: And that’s pretty much it, except that Mara (for all that she’s been with Karrde for less than six months) apparently already knows a bunch of things that will improve the organization. Again, this isn’t a shock given her history. One thing I notice is that this chapter is shorter than Chapter 2. Chapter 1 was shorter, too. I figure that’s because 1 was the Empire in the person of Pellaeon (and Thrawn), 3 is the fringers with Karrde (and Mara), but 2 was Luke, Leia, and Han, with no characters relegated to parentheticals. So yeah, it would be several times as long.
What do you think, Z?
: I think a sizable percentage of my comments this week work better as responses to your commentary, so I’m going to have asides here that I couldn’t fit up there.
I can never visualize… OK, ausualize… OK, you tell me what the word is… what the vornskr’s “cackle/purr” is supposed to sound like. I know exactly what the upcoming “snap/hiss” of lightsabers sound like, though, having heard them in the movies, and I think that’s pretty fair description of the sound, so I trust Zahn about the cackle/purr being fairly accurate too, I just don’t know accurate of what.
: Audialize, perhaps? Urban Dictionary has it, anyway. As to the sound, well, my cat purrs with a bit of an edge to her sound; if you add more edge to that, I can hear it as a cackle/purr.
: In two pages and some change (the meal, before- and after-interruption) Karrde shows himself to be the best kind of manager—someone who can tell when one of his people is not being utilized to her full potential, willing to take a risk on them expanding into areas of activity they haven’t necessarily been a part of before, and willing to take input on a systemic level (the “organizational details” they end up talking about) from someone he has judged as capable. And able to appreciate the importance of setting the proper atmosphere when discussing employment situations. So he’s becoming a big player according to Dravis. Go figure.
And here we are with the ysalamiri, but although Zahn reveals here in a margin note what they’ll be used for, I think I’ll prefer to discuss that in the chapter they become relevant.
: Well, Zahn reveals what they can do. We still have a long time before we find out what they’re ultimately for.

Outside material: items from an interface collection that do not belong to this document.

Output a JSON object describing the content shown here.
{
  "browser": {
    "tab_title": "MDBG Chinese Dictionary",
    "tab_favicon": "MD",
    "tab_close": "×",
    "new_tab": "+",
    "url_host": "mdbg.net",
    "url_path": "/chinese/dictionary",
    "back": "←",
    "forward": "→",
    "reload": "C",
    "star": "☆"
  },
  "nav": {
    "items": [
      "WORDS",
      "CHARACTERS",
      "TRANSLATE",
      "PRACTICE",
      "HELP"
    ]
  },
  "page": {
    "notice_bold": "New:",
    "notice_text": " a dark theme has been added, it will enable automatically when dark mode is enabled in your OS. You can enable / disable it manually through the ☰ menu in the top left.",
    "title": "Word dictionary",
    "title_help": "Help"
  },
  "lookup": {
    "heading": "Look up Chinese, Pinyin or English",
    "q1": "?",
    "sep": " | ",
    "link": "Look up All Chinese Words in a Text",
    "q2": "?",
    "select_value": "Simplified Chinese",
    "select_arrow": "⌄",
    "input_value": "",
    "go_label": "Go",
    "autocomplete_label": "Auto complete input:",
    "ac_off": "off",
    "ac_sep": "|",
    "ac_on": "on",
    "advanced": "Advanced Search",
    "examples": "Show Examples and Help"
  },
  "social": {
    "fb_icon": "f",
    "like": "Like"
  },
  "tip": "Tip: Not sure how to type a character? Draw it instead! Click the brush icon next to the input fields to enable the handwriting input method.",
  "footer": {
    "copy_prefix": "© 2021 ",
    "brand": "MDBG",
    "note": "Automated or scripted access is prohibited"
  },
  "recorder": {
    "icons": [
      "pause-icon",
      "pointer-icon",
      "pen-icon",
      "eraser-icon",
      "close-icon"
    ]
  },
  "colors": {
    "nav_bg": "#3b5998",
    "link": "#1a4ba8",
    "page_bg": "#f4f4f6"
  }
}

: Given Karrde’s attraction to information, although it isn’t mentioned explicitly in his thoughts you just know he’s veeeery interested in knowing how Mara is so certain of Vader’s death as well. (Or maybe that’s me, projecting. How people know what they know, especially in the off-screen parts of wide-ranging stories like Star Wars, has always been a focus of interest to me. And to thousands of fan-fiction writers.)
Overall, what Will calls the third side of the play is introduced by telling of a few of the key players’ characteristics, but very efficiently showing the majority, and the last hooks are set: What’s up with Mara, what will Karrde do next, and what does Thrawn want half-meter long docile tree-snakes for anyway? (And why does Mara seem to maybe not like the idea of having them on their own ships, while we’re at it? Questions, questions—though I can’t believe Karrde didn’t deduce that last one.)
: He figures it out in due course, mostly at the start of Dark Force Rising, of course. And with reason–and it feeds into the vornskr/ysalamiri story. Though truth be told I’m not sure that Mara doesn’t want them as much as that she doesn’t see the point.
: We’re about to get an answer of sorts to the question about Thrawn right next chapter, next week. Until then, may the Force be with you…